Drugs used to regulate and control the reproductive system are often naturally occurring hormones or chemical modifications of hormones. These are often used to induce or suppress estrus, the time during the reproductive cycle in animals when the female displays interest in mating, often called “heat.” Some are also used to stimulate testicular function or sperm production. Some of the more commonly used hormones include gonadotropin-releasing hormone and related drugs, follicle-stimulating hormone, human chorionic gonadotropin, equine chorionic gonadotropin, estradiol compounds, progesterone and synthetic progestins, testosterone, and prostaglandins. Another hormone, oxytocin, is used to promote milk production and letdown and to cause contraction of the uterus to either induce labor or to enhance contraction of the uterus after the birth.
Dopaminergic agents may be used to treat false pregnancy in dogs.
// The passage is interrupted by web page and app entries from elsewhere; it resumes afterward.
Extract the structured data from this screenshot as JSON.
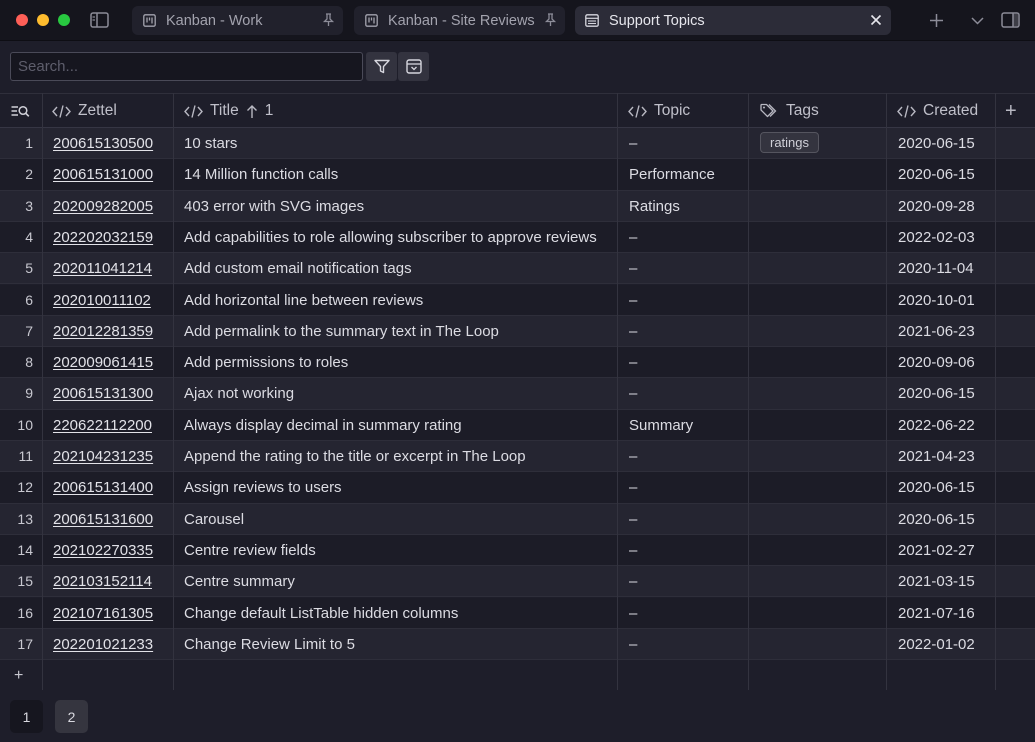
{
  "tabs": [
    {
      "label": "Kanban - Work",
      "icon": "kanban-icon",
      "end_icon": "pin-icon"
    },
    {
      "label": "Kanban - Site Reviews",
      "icon": "kanban-icon",
      "end_icon": "pin-icon"
    },
    {
      "label": "Support Topics",
      "icon": "table-icon",
      "end_icon": "close-icon",
      "active": true
    }
  ],
  "toolbar": {
    "search_placeholder": "Search...",
    "search_value": ""
  },
  "columns": {
    "zettel": "Zettel",
    "title": "Title",
    "title_sort_rank": "1",
    "topic": "Topic",
    "tags": "Tags",
    "created": "Created"
  },
  "rows": [
    {
      "num": "1",
      "zettel": "200615130500",
      "title": "10 stars",
      "topic": "–",
      "tag": "ratings",
      "created": "2020-06-15"
    },
    {
      "num": "2",
      "zettel": "200615131000",
      "title": "14 Million function calls",
      "topic": "Performance",
      "tag": "",
      "created": "2020-06-15"
    },
    {
      "num": "3",
      "zettel": "202009282005",
      "title": "403 error with SVG images",
      "topic": "Ratings",
      "tag": "",
      "created": "2020-09-28"
    },
    {
      "num": "4",
      "zettel": "202202032159",
      "title": "Add capabilities to role allowing subscriber to approve reviews",
      "topic": "–",
      "tag": "",
      "created": "2022-02-03"
    },
    {
      "num": "5",
      "zettel": "202011041214",
      "title": "Add custom email notification tags",
      "topic": "–",
      "tag": "",
      "created": "2020-11-04"
    },
    {
      "num": "6",
      "zettel": "202010011102",
      "title": "Add horizontal line between reviews",
      "topic": "–",
      "tag": "",
      "created": "2020-10-01"
    },
    {
      "num": "7",
      "zettel": "202012281359",
      "title": "Add permalink to the summary text in The Loop",
      "topic": "–",
      "tag": "",
      "created": "2021-06-23"
    },
    {
      "num": "8",
      "zettel": "202009061415",
      "title": "Add permissions to roles",
      "topic": "–",
      "tag": "",
      "created": "2020-09-06"
    },
    {
      "num": "9",
      "zettel": "200615131300",
      "title": "Ajax not working",
      "topic": "–",
      "tag": "",
      "created": "2020-06-15"
    },
    {
      "num": "10",
      "zettel": "220622112200",
      "title": "Always display decimal in summary rating",
      "topic": "Summary",
      "tag": "",
      "created": "2022-06-22"
    },
    {
      "num": "11",
      "zettel": "202104231235",
      "title": "Append the rating to the title or excerpt in The Loop",
      "topic": "–",
      "tag": "",
      "created": "2021-04-23"
    },
    {
      "num": "12",
      "zettel": "200615131400",
      "title": "Assign reviews to users",
      "topic": "–",
      "tag": "",
      "created": "2020-06-15"
    },
    {
      "num": "13",
      "zettel": "200615131600",
      "title": "Carousel",
      "topic": "–",
      "tag": "",
      "created": "2020-06-15"
    },
    {
      "num": "14",
      "zettel": "202102270335",
      "title": "Centre review fields",
      "topic": "–",
      "tag": "",
      "created": "2021-02-27"
    },
    {
      "num": "15",
      "zettel": "202103152114",
      "title": "Centre summary",
      "topic": "–",
      "tag": "",
      "created": "2021-03-15"
    },
    {
      "num": "16",
      "zettel": "202107161305",
      "title": "Change default ListTable hidden columns",
      "topic": "–",
      "tag": "",
      "created": "2021-07-16"
    },
    {
      "num": "17",
      "zettel": "202201021233",
      "title": "Change Review Limit to 5",
      "topic": "–",
      "tag": "",
      "created": "2022-01-02"
    }
  ],
  "add_row_label": "+",
  "add_column_label": "+",
  "pages": [
    "1",
    "2"
  ],
  "current_page": "2",
  "colors": {
    "background": "#1e1e2a",
    "row_odd": "#252531",
    "row_even": "#1c1c27",
    "close_red": "#fe5f57",
    "minimize_yellow": "#febc2e",
    "zoom_green": "#28c840"
  }
}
They can also be used with prostaglandin F2-alpha for terminating pregnancy (although this use is not approved in the US). Dopamine antagonists have shown promise for the manipulation of seasonal breeding species; their use speeds up the onset of estrous cycles in mares in the spring.
Last full review/revision July 2011 by Philip T. Reeves, BVSc, PhD, FACVSc; Jörg M. Steiner, DrMedVet, PhD, DACVIM, DECVIM-CA; Dawn Merton Boothe, DVM, PhD, DACVIM, DACVCP; Maya M. Scott, BS, DVM; Ian Tizard, BVMS, PhD, DACVM; Jozef Vercruysse, DVM, DEVPC